I spotted this boat with a great name as we were leaving Rockland harbor.

I spotted this boat with a great name as we were leaving Rockland harbor.

Unfortunately, my camera batteries died before I could take any photos of the farm or fleeces…argh!

The owner of Vinalhaven Long Cove Farm, Wanatha,  gave me a trio (2 hens & a rooster) of CuckooMarans so I put together a temporary home for them in the big barn while we got the henmobile ready for the long trip to the back fields…finally it’s dry enough that the house won’t sink into the pasture.  I have to say that this particular pasture is one of my favorite spots.  It’s always cool and when you walk around out there, the wild mint is bruised under foot and sends up its lovely scent…ummmm!  Bad news…sheep won’t eat it!  So we’re putting the chickens up there and will see if they eat it.  I’ll be very surprised if they don’t!

Right about Thursday, summer arrived on the coast of Maine…88+ degrees and about the same percent humidity.  This is unusual for us but hey! it’s not raining so I’m not complaining!  By Sunday afternoon, the big ewe group had again been moved to new pasture, the boys had been FAMACHA scored and moved as well.  The new chicken trio had been introduced into the henmobile with the laying flock (in the middle of the night) and the whole kit n’ kabootle had been moved to the back pasture.

The henmobile hits the road...Skye brings up the rear!

The henmobile hits the road...Skye brings up the rear!
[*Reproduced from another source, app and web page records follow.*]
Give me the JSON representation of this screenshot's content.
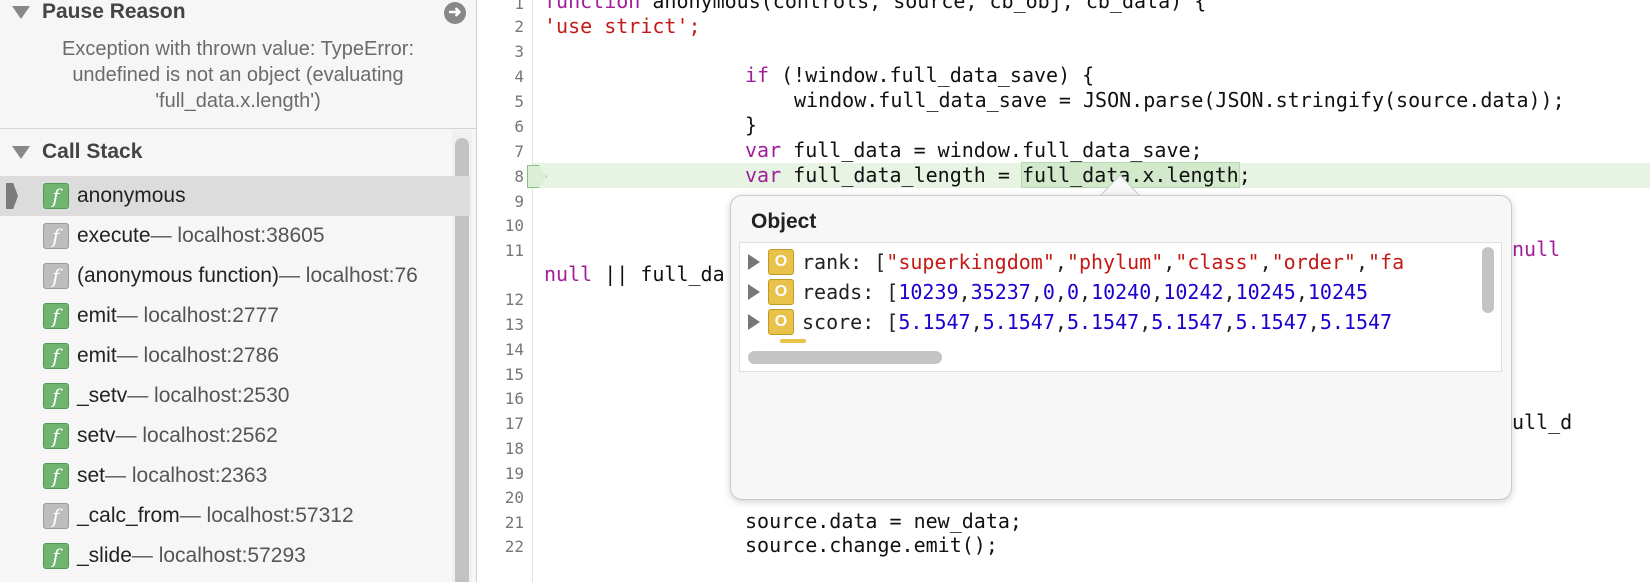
{
  "pause": {
    "title": "Pause Reason",
    "message_l1": "Exception with thrown value: TypeError:",
    "message_l2": "undefined is not an object (evaluating",
    "message_l3": "'full_data.x.length')"
  },
  "stack": {
    "title": "Call Stack",
    "frames": [
      {
        "name": "anonymous",
        "location": "",
        "icon": "green"
      },
      {
        "name": "execute",
        "location": " — localhost:38605",
        "icon": "gray"
      },
      {
        "name": "(anonymous function)",
        "location": " — localhost:76",
        "icon": "gray"
      },
      {
        "name": "emit",
        "location": " — localhost:2777",
        "icon": "green"
      },
      {
        "name": "emit",
        "location": " — localhost:2786",
        "icon": "green"
      },
      {
        "name": "_setv",
        "location": " — localhost:2530",
        "icon": "green"
      },
      {
        "name": "setv",
        "location": " — localhost:2562",
        "icon": "green"
      },
      {
        "name": "set",
        "location": " — localhost:2363",
        "icon": "green"
      },
      {
        "name": "_calc_from",
        "location": " — localhost:57312",
        "icon": "gray"
      },
      {
        "name": "_slide",
        "location": " — localhost:57293",
        "icon": "green"
      }
    ]
  },
  "editor": {
    "line_numbers": [
      "1",
      "2",
      "3",
      "4",
      "5",
      "6",
      "7",
      "8",
      "9",
      "10",
      "11",
      "12",
      "13",
      "14",
      "15",
      "16",
      "17",
      "18",
      "19",
      "20",
      "21",
      "22"
    ],
    "code": {
      "l1a": "function",
      "l1b": " anonymous(controls, source, cb_obj, cb_data) {",
      "l2": "'use strict';",
      "l4a": "if",
      "l4b": " (!window.full_data_save) {",
      "l5": "window.full_data_save = JSON.parse(JSON.stringify(source.data));",
      "l6": "}",
      "l7a": "var",
      "l7b": " full_data = window.full_data_save;",
      "l8a": "var",
      "l8b": " full_data_length = ",
      "l8c": "full_data.x.length",
      "l8d": ";",
      "l11a": "null",
      "l11b": " || full_da",
      "l11r": "null",
      "l17r": "ull_d",
      "l21": "source.data = new_data;",
      "l22": "source.change.emit();"
    }
  },
  "popover": {
    "title": "Object",
    "props": [
      {
        "key": "rank",
        "values": [
          "\"superkingdom\"",
          "\"phylum\"",
          "\"class\"",
          "\"order\"",
          "\"fa"
        ]
      },
      {
        "key": "reads",
        "values": [
          "10239",
          "35237",
          "0",
          "0",
          "10240",
          "10242",
          "10245",
          "10245"
        ]
      },
      {
        "key": "score",
        "values": [
          "5.1547",
          "5.1547",
          "5.1547",
          "5.1547",
          "5.1547",
          "5.1547"
        ]
      }
    ]
  }
}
On Sunday we went to the harbor for a lobster dinner and celebrated our 39th wedding anniversary and my [not 39th] birthday…it was a perfectly beautiful evening.